Why does the United States not have an absolute advantage in coffee?
Look at Exercise 20.2. Compute the opportunity costs of producing sweaters and wine in both France and Tunisia. Who has the lowest opportunity cost of producing sweaters and who has the lowest opportunity cost of producing wine? Explain what it means to have a lower opportunity cost.
You just overheard your friend say the following: “Poor countries like Malawi have no absolute advantages. They have poor soil, low investments in formal education and hence low-skill workers, no capital, and no natural resources to speak of. Because they have no advantage, they cannot benefit from trade.” How would you respond?
Look at Table 20.9. Is there a range of trades for which there will be no gains?
You just got a job in Washington, D.C. You move into an apartment with some acquaintances. All your roommates, however, are slackers and do not clean up after themselves. You, on the other hand, can clean faster than each of them. You determine that you are 70% faster at dishes and 10% faster with vacuuming. All of these tasks have to be done daily. Which jobs should you assign to your roommates to get the most free time overall? Assume you have the same number of hours to devote to cleaning. Now, since you are faster, you seem to get done quicker than your roommate. What sorts of problems may this create? Can you imagine a trade-related analogy to this problem?
Does intra-industry trade contradict the theory of comparative advantage?
Do consumers benefit from intra-industry trade?
Why might intra-industry trade seem surprising from the point of view of comparative advantage?
In World Trade Organization meetings, what do you think low-income countries lobby for?

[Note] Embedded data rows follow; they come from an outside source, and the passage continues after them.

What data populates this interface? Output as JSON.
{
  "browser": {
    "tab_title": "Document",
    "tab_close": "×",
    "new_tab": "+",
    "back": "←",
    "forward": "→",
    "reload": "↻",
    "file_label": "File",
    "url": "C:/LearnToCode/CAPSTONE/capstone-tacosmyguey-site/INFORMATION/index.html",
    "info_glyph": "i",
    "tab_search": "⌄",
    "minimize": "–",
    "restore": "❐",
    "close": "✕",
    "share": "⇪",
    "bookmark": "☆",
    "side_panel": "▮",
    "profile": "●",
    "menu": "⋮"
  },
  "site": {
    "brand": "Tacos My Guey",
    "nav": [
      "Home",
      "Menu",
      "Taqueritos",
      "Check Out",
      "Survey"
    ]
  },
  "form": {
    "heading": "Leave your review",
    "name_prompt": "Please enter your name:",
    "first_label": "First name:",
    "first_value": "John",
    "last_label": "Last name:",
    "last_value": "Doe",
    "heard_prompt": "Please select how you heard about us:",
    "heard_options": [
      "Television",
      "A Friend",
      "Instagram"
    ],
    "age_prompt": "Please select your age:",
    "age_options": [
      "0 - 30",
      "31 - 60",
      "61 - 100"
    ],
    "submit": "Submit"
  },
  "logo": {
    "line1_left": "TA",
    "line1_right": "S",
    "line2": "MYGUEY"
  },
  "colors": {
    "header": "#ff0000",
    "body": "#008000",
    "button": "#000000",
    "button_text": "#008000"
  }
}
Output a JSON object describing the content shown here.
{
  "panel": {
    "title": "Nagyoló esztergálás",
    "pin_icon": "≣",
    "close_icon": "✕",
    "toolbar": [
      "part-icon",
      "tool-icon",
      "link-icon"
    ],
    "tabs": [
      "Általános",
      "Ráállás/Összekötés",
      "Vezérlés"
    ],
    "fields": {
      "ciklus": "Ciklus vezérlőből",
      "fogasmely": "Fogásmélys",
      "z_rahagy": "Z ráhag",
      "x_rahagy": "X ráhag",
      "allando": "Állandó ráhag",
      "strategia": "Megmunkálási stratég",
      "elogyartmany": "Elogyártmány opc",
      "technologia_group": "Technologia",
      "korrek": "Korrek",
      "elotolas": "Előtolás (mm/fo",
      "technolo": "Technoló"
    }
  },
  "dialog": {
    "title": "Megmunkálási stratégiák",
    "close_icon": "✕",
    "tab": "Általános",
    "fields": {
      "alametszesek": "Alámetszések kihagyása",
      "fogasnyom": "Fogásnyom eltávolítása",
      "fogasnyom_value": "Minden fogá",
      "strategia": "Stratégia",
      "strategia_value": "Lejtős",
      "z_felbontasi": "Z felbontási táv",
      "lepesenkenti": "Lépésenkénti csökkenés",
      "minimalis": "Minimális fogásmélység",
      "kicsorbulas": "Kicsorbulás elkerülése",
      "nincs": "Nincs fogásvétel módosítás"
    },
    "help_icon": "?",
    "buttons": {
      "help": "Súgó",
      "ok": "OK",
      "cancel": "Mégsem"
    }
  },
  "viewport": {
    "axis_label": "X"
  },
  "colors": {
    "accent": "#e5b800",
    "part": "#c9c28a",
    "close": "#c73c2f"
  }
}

Why might a low-income country put up barriers to trade, such as tariffs on imports?
Can a nation’s comparative advantage change over time? What factors would make it change?